IRVING — History was buried by brush, weeds and trash at an Irving cemetery... until Wednesday.
It's cleanup time at Shelton's Bear Creek Cemetery, the final resting place for hundreds of slaves.
Community members are donating their time to honor those who came before them.
Underneath the rubble are names, dates, and — for Tim Green — relatives he wants to honor.
"A lot of them are in the back corner over here," he said.
Shelton's Bear Creek Cemetery declared this site historical in 2000, but for 13 years, Anthony Bond with the Irving NAACP has been working to clean it up.
"This is just a labor of love," he said. "These people were mistreated in life, and I want to make sure they're not mistreated in death."

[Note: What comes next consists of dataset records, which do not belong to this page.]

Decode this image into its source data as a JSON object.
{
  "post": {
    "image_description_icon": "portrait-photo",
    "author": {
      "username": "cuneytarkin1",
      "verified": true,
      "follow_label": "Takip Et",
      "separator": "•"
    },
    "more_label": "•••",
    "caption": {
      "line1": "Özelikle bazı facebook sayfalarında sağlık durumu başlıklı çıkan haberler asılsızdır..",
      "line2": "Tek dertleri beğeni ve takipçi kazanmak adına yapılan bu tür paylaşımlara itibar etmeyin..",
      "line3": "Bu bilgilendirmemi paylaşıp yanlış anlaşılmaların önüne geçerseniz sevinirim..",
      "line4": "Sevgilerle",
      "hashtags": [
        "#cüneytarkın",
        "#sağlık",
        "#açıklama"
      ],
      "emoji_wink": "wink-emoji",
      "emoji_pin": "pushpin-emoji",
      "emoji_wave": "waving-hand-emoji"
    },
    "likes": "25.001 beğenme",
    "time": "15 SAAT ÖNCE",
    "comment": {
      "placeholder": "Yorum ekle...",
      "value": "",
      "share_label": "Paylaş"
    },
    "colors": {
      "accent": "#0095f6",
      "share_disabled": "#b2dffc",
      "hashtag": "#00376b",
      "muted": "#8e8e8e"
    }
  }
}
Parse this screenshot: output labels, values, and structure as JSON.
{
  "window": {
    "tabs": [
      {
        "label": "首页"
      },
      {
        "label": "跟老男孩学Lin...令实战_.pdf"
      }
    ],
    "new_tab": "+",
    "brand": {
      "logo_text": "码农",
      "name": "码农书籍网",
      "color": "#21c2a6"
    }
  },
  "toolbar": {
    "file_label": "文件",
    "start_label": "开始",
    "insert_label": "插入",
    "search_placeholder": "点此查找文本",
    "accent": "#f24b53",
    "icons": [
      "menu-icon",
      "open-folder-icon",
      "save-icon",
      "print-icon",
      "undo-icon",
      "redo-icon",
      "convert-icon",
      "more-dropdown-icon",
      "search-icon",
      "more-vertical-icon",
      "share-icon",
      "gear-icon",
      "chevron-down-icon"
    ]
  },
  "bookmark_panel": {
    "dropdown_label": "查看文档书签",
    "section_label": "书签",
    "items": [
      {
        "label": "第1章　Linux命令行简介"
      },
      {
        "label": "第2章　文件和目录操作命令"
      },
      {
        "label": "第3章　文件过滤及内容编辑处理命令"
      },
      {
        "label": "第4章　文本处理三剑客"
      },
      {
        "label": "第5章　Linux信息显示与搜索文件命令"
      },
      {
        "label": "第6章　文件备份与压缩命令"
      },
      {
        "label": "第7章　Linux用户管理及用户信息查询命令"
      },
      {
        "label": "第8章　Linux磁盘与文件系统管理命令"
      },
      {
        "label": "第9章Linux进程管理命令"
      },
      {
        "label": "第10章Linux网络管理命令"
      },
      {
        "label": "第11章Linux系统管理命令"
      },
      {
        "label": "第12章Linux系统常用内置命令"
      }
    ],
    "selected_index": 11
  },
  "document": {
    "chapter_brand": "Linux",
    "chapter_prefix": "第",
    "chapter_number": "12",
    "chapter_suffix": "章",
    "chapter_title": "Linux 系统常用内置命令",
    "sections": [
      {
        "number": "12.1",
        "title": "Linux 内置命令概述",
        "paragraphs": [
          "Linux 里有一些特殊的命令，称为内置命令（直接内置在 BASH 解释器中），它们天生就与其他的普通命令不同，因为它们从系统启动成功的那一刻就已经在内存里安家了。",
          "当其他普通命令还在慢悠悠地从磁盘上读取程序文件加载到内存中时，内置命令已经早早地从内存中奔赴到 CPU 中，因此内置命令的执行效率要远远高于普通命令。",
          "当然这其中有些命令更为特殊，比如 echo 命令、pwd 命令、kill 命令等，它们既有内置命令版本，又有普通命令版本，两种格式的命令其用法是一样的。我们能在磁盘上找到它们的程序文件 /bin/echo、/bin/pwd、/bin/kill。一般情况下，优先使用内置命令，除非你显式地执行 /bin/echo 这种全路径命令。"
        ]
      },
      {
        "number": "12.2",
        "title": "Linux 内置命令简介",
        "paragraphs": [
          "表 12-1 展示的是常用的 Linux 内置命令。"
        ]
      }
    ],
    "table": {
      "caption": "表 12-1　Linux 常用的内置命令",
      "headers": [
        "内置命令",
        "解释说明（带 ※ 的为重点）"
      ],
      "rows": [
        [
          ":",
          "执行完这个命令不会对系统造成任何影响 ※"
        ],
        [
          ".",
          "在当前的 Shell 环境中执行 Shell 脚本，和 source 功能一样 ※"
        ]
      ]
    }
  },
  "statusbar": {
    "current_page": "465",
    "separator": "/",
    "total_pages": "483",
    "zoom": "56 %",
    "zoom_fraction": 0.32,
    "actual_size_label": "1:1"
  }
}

It's estimated more than 200 slaves are buried here, the earliest around 1895.
"We just believe that anybody's burial place is sacred ground, and we just want to treat it that way," Bond said.
"They can't help themselves, and so it's up to the people that's left behind to try to make sure that they are cared for," Green added.
The debris is being turned into mulch as the graves finally become visible again. Some are clearly marked; others are simply small stones sticking out of the ground.
But as the brush is cleared, Green and Bond said they feel grateful that others have come to help with the same purpose at heart.
"I'm overjoyed!" Bond said. "I've been out here for days myself working, so to have help come... it's like the cavalry has come to rescue me, and I couldn't be more happy."
Bond said he is thrilled that the new owner of the independent living center next door wants to help keep the cemetery clean, even possibly turning it into some kind of memorial.